By Calder Phillips-Grafflin
Last week, the international organization in charge of the distribution of IP addresses (ICANN) distributed the last remaining blocks of IPv4 internet protocol (IP) addresses. Once these last blocks are filled, which will likely happen before the end of the year, there will be no more continuous IPv4 address blocks.
In short, for regions without free IPv4 addresses, it won’t be possible for new devices to connect to the internet. Without emergency measures in these areas, the rapid growth of the internet will grind to a halt.
A combination of conservative business moves and denial have allowed most corporations and ISPs to ignore the pending IPv4 drought. After all, IPv4 allows for 4 billion different addresses. Who would have ever thought that there would be that many devices on the internet?
What does this mean for you as a student? Hopefully, nothing; modern computers all natively support IPv6, and organizations like colleges have enough free IP addresses that they won’t run out before they transition to IPv6. In theory, the switch from IPv4 to IPv6 will happen one night and you’ll wake up and live your life none the wiser. Of course, things of this magnitude rarely go without a hitch.

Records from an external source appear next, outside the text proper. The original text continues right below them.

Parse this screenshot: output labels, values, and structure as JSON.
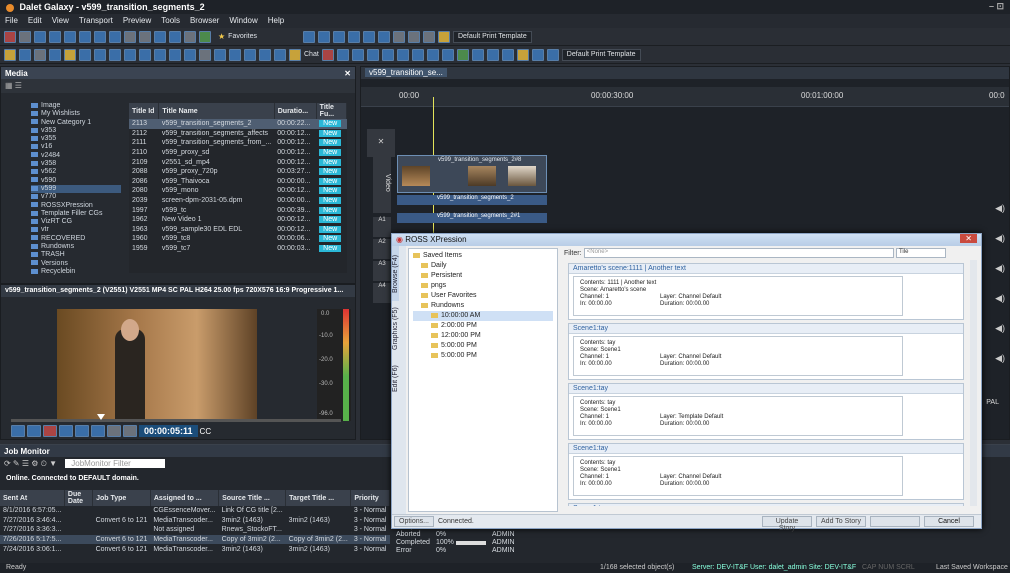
{
  "window": {
    "title": "Dalet Galaxy - v599_transition_segments_2"
  },
  "menu": [
    "File",
    "Edit",
    "View",
    "Transport",
    "Preview",
    "Tools",
    "Browser",
    "Window",
    "Help"
  ],
  "toolbar1": {
    "favorites_label": "Favorites",
    "template_select": "Default Print Template"
  },
  "toolbar2": {
    "chat_label": "Chat",
    "template_select": "Default Print Template"
  },
  "media_panel": {
    "title": "Media",
    "tree": [
      "Image",
      "My Wishlists",
      "New Category 1",
      "v353",
      "v355",
      "v16",
      "v2484",
      "v358",
      "v562",
      "v590",
      "v599",
      "v770",
      "ROSSXPression",
      "Template Filler CGs",
      "VizRT CG",
      "vtr",
      "RECOVERED",
      "Rundowns",
      "TRASH",
      "Versions",
      "Recyclebin"
    ],
    "columns": [
      "Title Id",
      "Title Name",
      "Duratio...",
      "Title Fu..."
    ],
    "rows": [
      {
        "id": "2113",
        "name": "v599_transition_segments_2",
        "dur": "00:00:22...",
        "status": "New"
      },
      {
        "id": "2112",
        "name": "v599_transition_segments_affects",
        "dur": "00:00:12...",
        "status": "New"
      },
      {
        "id": "2111",
        "name": "v599_transition_segments_from_...",
        "dur": "00:00:12...",
        "status": "New"
      },
      {
        "id": "2110",
        "name": "v599_proxy_sd",
        "dur": "00:00:12...",
        "status": "New"
      },
      {
        "id": "2109",
        "name": "v2551_sd_mp4",
        "dur": "00:00:12...",
        "status": "New"
      },
      {
        "id": "2088",
        "name": "v599_proxy_720p",
        "dur": "00:03:27...",
        "status": "New"
      },
      {
        "id": "2086",
        "name": "v599_Thaivoca",
        "dur": "00:00:00...",
        "status": "New"
      },
      {
        "id": "2080",
        "name": "v599_mono",
        "dur": "00:00:12...",
        "status": "New"
      },
      {
        "id": "2039",
        "name": "screen-dpm-2031-05.dpm",
        "dur": "00:00:00...",
        "status": "New"
      },
      {
        "id": "1997",
        "name": "v599_tc",
        "dur": "00:00:39...",
        "status": "New"
      },
      {
        "id": "1962",
        "name": "New Video 1",
        "dur": "00:00:12...",
        "status": "New"
      },
      {
        "id": "1963",
        "name": "v599_sample30 EDL EDL",
        "dur": "00:00:12...",
        "status": "New"
      },
      {
        "id": "1960",
        "name": "v599_tc8",
        "dur": "00:00:06...",
        "status": "New"
      },
      {
        "id": "1959",
        "name": "v599_tc7",
        "dur": "00:00:03...",
        "status": "New"
      }
    ]
  },
  "preview": {
    "title": "v599_transition_segments_2 (V2551) V2551 MP4 SC PAL H264 25.00 fps 720X576 16:9 Progressive 1...",
    "timecode": "00:00:05:11",
    "cc_label": "CC",
    "meter_labels": [
      "0.0",
      "-10.0",
      "-20.0",
      "-30.0",
      "-96.0"
    ]
  },
  "timeline": {
    "tab": "v599_transition_se...",
    "ruler": [
      "00:00",
      "00:00:30:00",
      "00:01:00:00",
      "00:0"
    ],
    "tracks": [
      "Video",
      "A1",
      "A2",
      "A3",
      "A4"
    ],
    "clip_labels": [
      "v599_transition_segments_2#8",
      "v599_transition_segments_2",
      "v599_transition_segments_2#1"
    ],
    "pal_label": "PAL"
  },
  "job_monitor": {
    "title": "Job Monitor",
    "filter_placeholder": "JobMonitor Filter",
    "status": "Online. Connected to DEFAULT domain.",
    "columns": [
      "Sent At",
      "Due Date",
      "Job Type",
      "Assigned to ...",
      "Source Title ...",
      "Target Title ...",
      "Priority"
    ],
    "rows": [
      {
        "sent": "8/1/2016 6:57:05...",
        "due": "",
        "type": "",
        "assigned": "CGEssenceMover...",
        "src": "Link Of CG title [2...",
        "tgt": "",
        "prio": "3 - Normal",
        "state": "",
        "pct": "",
        "user": ""
      },
      {
        "sent": "7/27/2016 3:46:4...",
        "due": "",
        "type": "Convert 6 to 121",
        "assigned": "MediaTranscoder...",
        "src": "3min2 (1463)",
        "tgt": "3min2 (1463)",
        "prio": "3 - Normal",
        "state": "Completed",
        "pct": "100%",
        "user": "ADMIN"
      },
      {
        "sent": "7/27/2016 3:36:3...",
        "due": "",
        "type": "",
        "assigned": "Not assigned",
        "src": "Rnews_StockoFT...",
        "tgt": "",
        "prio": "3 - Normal",
        "state": "Aborted",
        "pct": "0%",
        "user": "ADMIN"
      },
      {
        "sent": "7/26/2016 5:17:5...",
        "due": "",
        "type": "Convert 6 to 121",
        "assigned": "MediaTranscoder...",
        "src": "Copy of 3min2 (2...",
        "tgt": "Copy of 3min2 (2...",
        "prio": "3 - Normal",
        "state": "Completed",
        "pct": "100%",
        "user": "ADMIN"
      },
      {
        "sent": "7/24/2016 3:06:1...",
        "due": "",
        "type": "Convert 6 to 121",
        "assigned": "MediaTranscoder...",
        "src": "3min2 (1463)",
        "tgt": "3min2 (1463)",
        "prio": "3 - Normal",
        "state": "Error",
        "pct": "0%",
        "user": "ADMIN"
      }
    ]
  },
  "xpression": {
    "title": "ROSS XPression",
    "side_tabs": [
      "Browse (F4)",
      "Graphics (F5)",
      "Edit (F6)"
    ],
    "tree": [
      "Saved Items",
      "Daily",
      "Persistent",
      "pngs",
      "User Favorites",
      "Rundowns",
      "10:00:00 AM",
      "2:00:00 PM",
      "12:00:00 PM",
      "5:00:00 PM",
      "5:00:00 PM"
    ],
    "filter_label": "Filter:",
    "filter_placeholder": "<None>",
    "type_select": "Tile",
    "cards": [
      {
        "head": "Amaretto's scene:1111 | Another text",
        "lines": [
          "Contents: 1111 | Another text",
          "Scene: Amaretto's scene",
          "Channel: 1",
          "In: 00:00.00"
        ],
        "lines2": [
          "",
          "",
          "Layer: Channel Default",
          "Duration: 00:00.00"
        ]
      },
      {
        "head": "Scene1:tay",
        "lines": [
          "Contents: tay",
          "Scene: Scene1",
          "Channel: 1",
          "In: 00:00.00"
        ],
        "lines2": [
          "",
          "",
          "Layer: Channel Default",
          "Duration: 00:00.00"
        ]
      },
      {
        "head": "Scene1:tay",
        "lines": [
          "Contents: tay",
          "Scene: Scene1",
          "Channel: 1",
          "In: 00:00.00"
        ],
        "lines2": [
          "",
          "",
          "Layer: Template Default",
          "Duration: 00:00.00"
        ]
      },
      {
        "head": "Scene1:tay",
        "lines": [
          "Contents: tay",
          "Scene: Scene1",
          "Channel: 1",
          "In: 00:00.00"
        ],
        "lines2": [
          "",
          "",
          "Layer: Channel Default",
          "Duration: 00:00.00"
        ]
      },
      {
        "head": "Scene1:tay",
        "lines": [],
        "lines2": []
      }
    ],
    "options_label": "Options...",
    "connected_label": "Connected.",
    "buttons": [
      "Update Story",
      "Add To Story",
      "",
      "Cancel"
    ]
  },
  "statusbar": {
    "ready": "Ready",
    "selected": "1/168 selected object(s)",
    "server": "Server: DEV-IT&F User: dalet_admin Site: DEV-IT&F",
    "caps": "CAP NUM SCRL",
    "workspace": "Last Saved Workspace"
  }
}
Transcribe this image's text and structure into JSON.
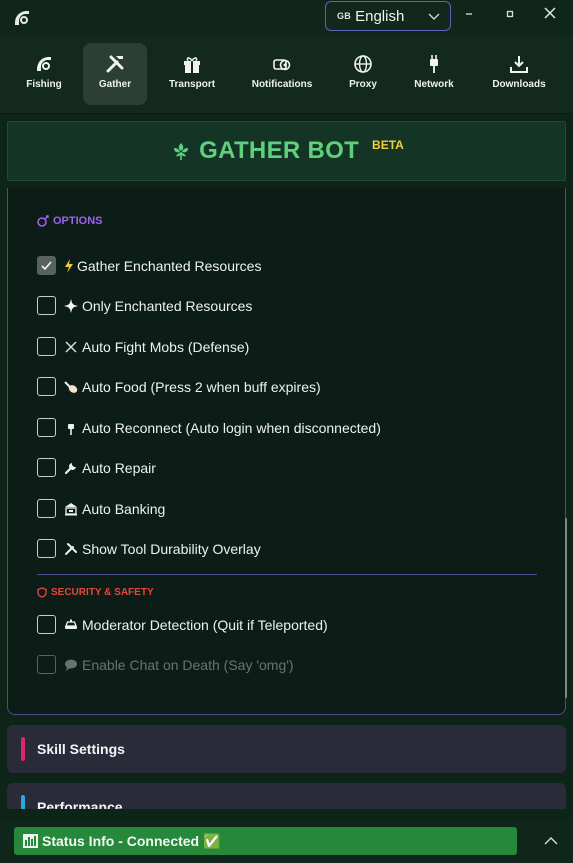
{
  "window": {
    "language_flag": "GB",
    "language_name": "English"
  },
  "tabs": [
    {
      "label": "Fishing",
      "icon": "fishing-icon"
    },
    {
      "label": "Gather",
      "icon": "tools-icon",
      "active": true
    },
    {
      "label": "Transport",
      "icon": "gift-icon"
    },
    {
      "label": "Notifications",
      "icon": "bell-icon"
    },
    {
      "label": "Proxy",
      "icon": "globe-icon"
    },
    {
      "label": "Network",
      "icon": "plug-icon"
    },
    {
      "label": "Downloads",
      "icon": "download-icon"
    }
  ],
  "header": {
    "title": "GATHER BOT",
    "badge": "BETA"
  },
  "options": {
    "heading": "OPTIONS",
    "items": [
      {
        "label": "Gather Enchanted Resources",
        "icon": "lightning-icon",
        "checked": true
      },
      {
        "label": "Only Enchanted Resources",
        "icon": "sparkle-icon",
        "checked": false
      },
      {
        "label": "Auto Fight Mobs (Defense)",
        "icon": "crossed-swords-icon",
        "checked": false
      },
      {
        "label": "Auto Food (Press 2 when buff expires)",
        "icon": "drumstick-icon",
        "checked": false
      },
      {
        "label": "Auto Reconnect (Auto login when disconnected)",
        "icon": "plug-icon",
        "checked": false
      },
      {
        "label": "Auto Repair",
        "icon": "wrench-icon",
        "checked": false
      },
      {
        "label": "Auto Banking",
        "icon": "bank-icon",
        "checked": false
      },
      {
        "label": "Show Tool Durability Overlay",
        "icon": "tools-icon",
        "checked": false
      }
    ]
  },
  "security": {
    "heading": "SECURITY & SAFETY",
    "items": [
      {
        "label": "Moderator Detection (Quit if Teleported)",
        "icon": "police-car-icon",
        "checked": false
      },
      {
        "label": "Enable Chat on Death (Say 'omg')",
        "icon": "speech-bubble-icon",
        "checked": false,
        "disabled": true
      }
    ]
  },
  "sections": [
    {
      "label": "Skill Settings",
      "accent": "#e0256b"
    },
    {
      "label": "Performance",
      "accent": "#29a8e0"
    }
  ],
  "status": {
    "text": "Status Info - Connected ✅",
    "color": "#25883a"
  },
  "colors": {
    "accent_green": "#5fd07c",
    "beta_yellow": "#f1d13a",
    "options_purple": "#a35ff0",
    "security_red": "#e8453c"
  }
}
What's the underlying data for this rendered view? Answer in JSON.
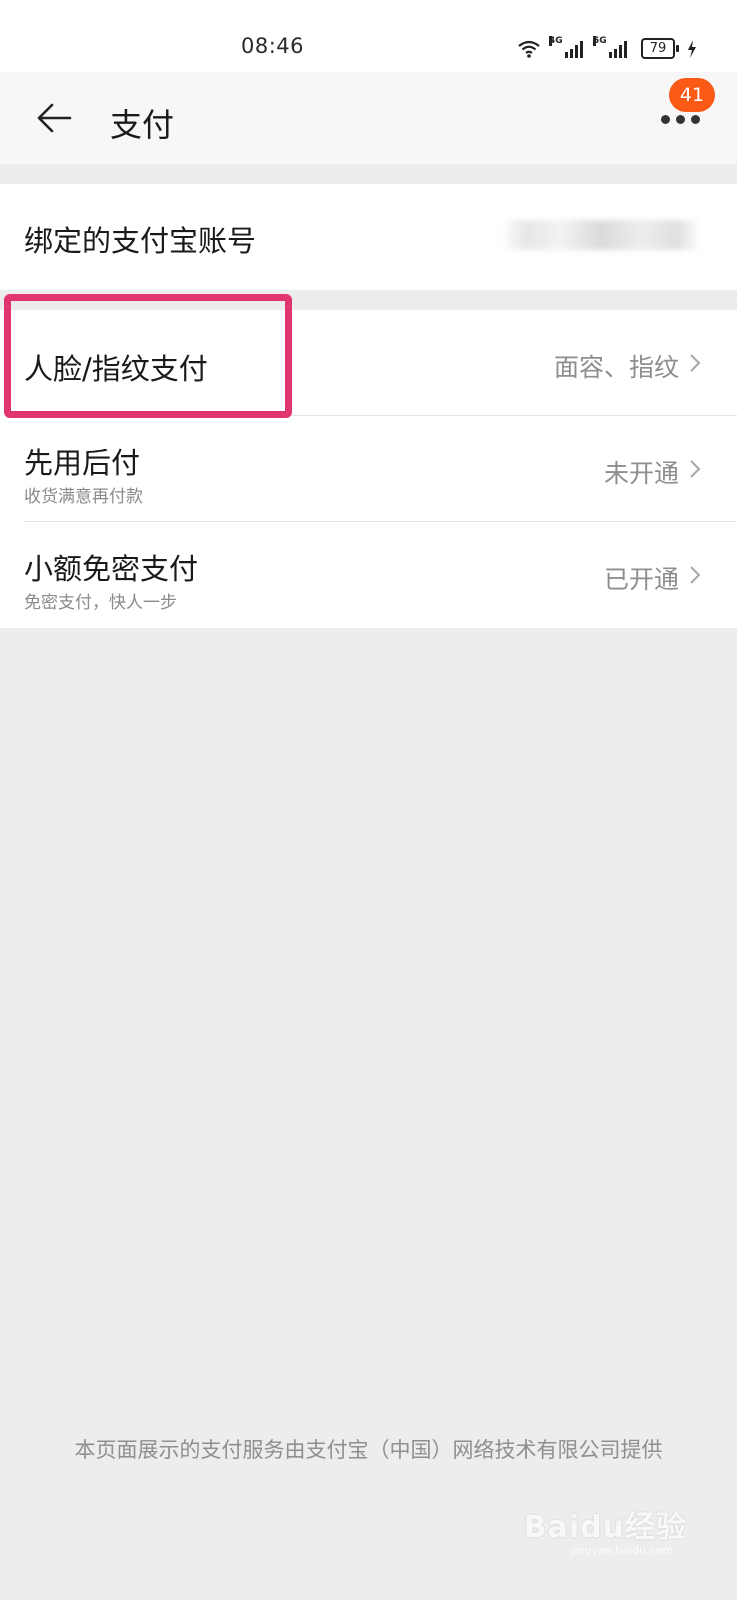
{
  "status_bar": {
    "time": "08:46",
    "network_left": "4G",
    "network_right": "5G",
    "battery": "79"
  },
  "nav": {
    "title": "支付",
    "badge_count": "41"
  },
  "account": {
    "label": "绑定的支付宝账号"
  },
  "settings": [
    {
      "title": "人脸/指纹支付",
      "subtitle": "",
      "value": "面容、指纹"
    },
    {
      "title": "先用后付",
      "subtitle": "收货满意再付款",
      "value": "未开通"
    },
    {
      "title": "小额免密支付",
      "subtitle": "免密支付，快人一步",
      "value": "已开通"
    }
  ],
  "footer": {
    "note": "本页面展示的支付服务由支付宝（中国）网络技术有限公司提供"
  },
  "watermark": {
    "brand": "Baidu经验",
    "url": "jingyan.baidu.com"
  },
  "colors": {
    "badge": "#fa5a16",
    "highlight": "#e0356e",
    "background": "#ededed"
  },
  "icons": [
    "back-arrow-icon",
    "more-icon",
    "chevron-right-icon",
    "wifi-icon",
    "signal-icon",
    "battery-icon",
    "charging-icon"
  ]
}
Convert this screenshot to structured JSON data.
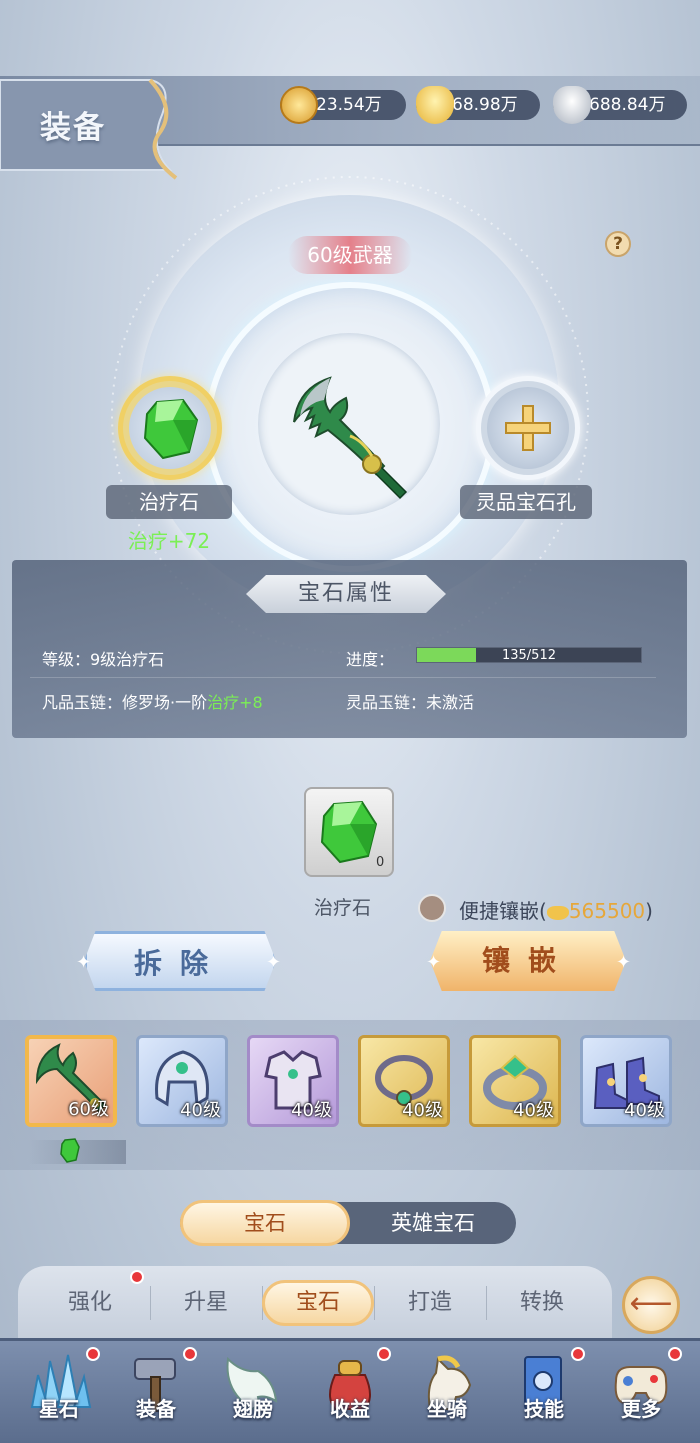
{
  "header": {
    "title": "装备"
  },
  "currencies": [
    {
      "name": "dragon-coin-icon",
      "value": "23.54万",
      "color": "#e4a83a"
    },
    {
      "name": "gold-ingot-icon",
      "value": "68.98万",
      "color": "#f1c34b"
    },
    {
      "name": "silver-ingot-icon",
      "value": "688.84万",
      "color": "#c9cfd8"
    }
  ],
  "help": {
    "label": "?"
  },
  "weapon": {
    "level_label": "60级武器"
  },
  "left_slot": {
    "name": "治疗石",
    "bonus": "治疗+72"
  },
  "right_slot": {
    "name": "灵品宝石孔",
    "icon": "plus-icon"
  },
  "attributes": {
    "title": "宝石属性",
    "level_label": "等级：9级治疗石",
    "progress_label": "进度：",
    "progress_text": "135/512",
    "progress_value": 135,
    "progress_max": 512,
    "mortal_chain_label": "凡品玉链：修罗场·一阶",
    "mortal_chain_bonus": "治疗+8",
    "spirit_chain_label": "灵品玉链：未激活"
  },
  "inventory": {
    "gem_name": "治疗石",
    "count": "0"
  },
  "quick_inlay": {
    "label": "便捷镶嵌(",
    "cost": "565500",
    "close": ")"
  },
  "buttons": {
    "remove": "拆除",
    "inlay": "镶嵌"
  },
  "equipment": [
    {
      "name": "weapon",
      "level": "60级",
      "selected": true
    },
    {
      "name": "helmet",
      "level": "40级"
    },
    {
      "name": "armor",
      "level": "40级"
    },
    {
      "name": "necklace",
      "level": "40级"
    },
    {
      "name": "ring",
      "level": "40级"
    },
    {
      "name": "boots",
      "level": "40级"
    }
  ],
  "sub_tabs": {
    "active": "宝石",
    "other": "英雄宝石"
  },
  "main_tabs": [
    {
      "label": "强化",
      "badge": true
    },
    {
      "label": "升星"
    },
    {
      "label": "宝石",
      "active": true
    },
    {
      "label": "打造"
    },
    {
      "label": "转换"
    }
  ],
  "bottom_nav": [
    {
      "label": "星石",
      "icon": "crystal-icon",
      "badge": true
    },
    {
      "label": "装备",
      "icon": "hammer-icon",
      "badge": true
    },
    {
      "label": "翅膀",
      "icon": "wing-icon",
      "badge": false
    },
    {
      "label": "收益",
      "icon": "money-bag-icon",
      "badge": true
    },
    {
      "label": "坐骑",
      "icon": "horse-icon",
      "badge": false
    },
    {
      "label": "技能",
      "icon": "skill-book-icon",
      "badge": true
    },
    {
      "label": "更多",
      "icon": "gamepad-icon",
      "badge": true
    }
  ]
}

In the meantime, before the transition, there are a few things you can do to be better prepared. If you’re in the market for a new ISP, try to find one that provides IPv6. Make sure all your hardware supports IPv6 (including whatever modem/router your ISP gave you), and you should be good for the next couple of years.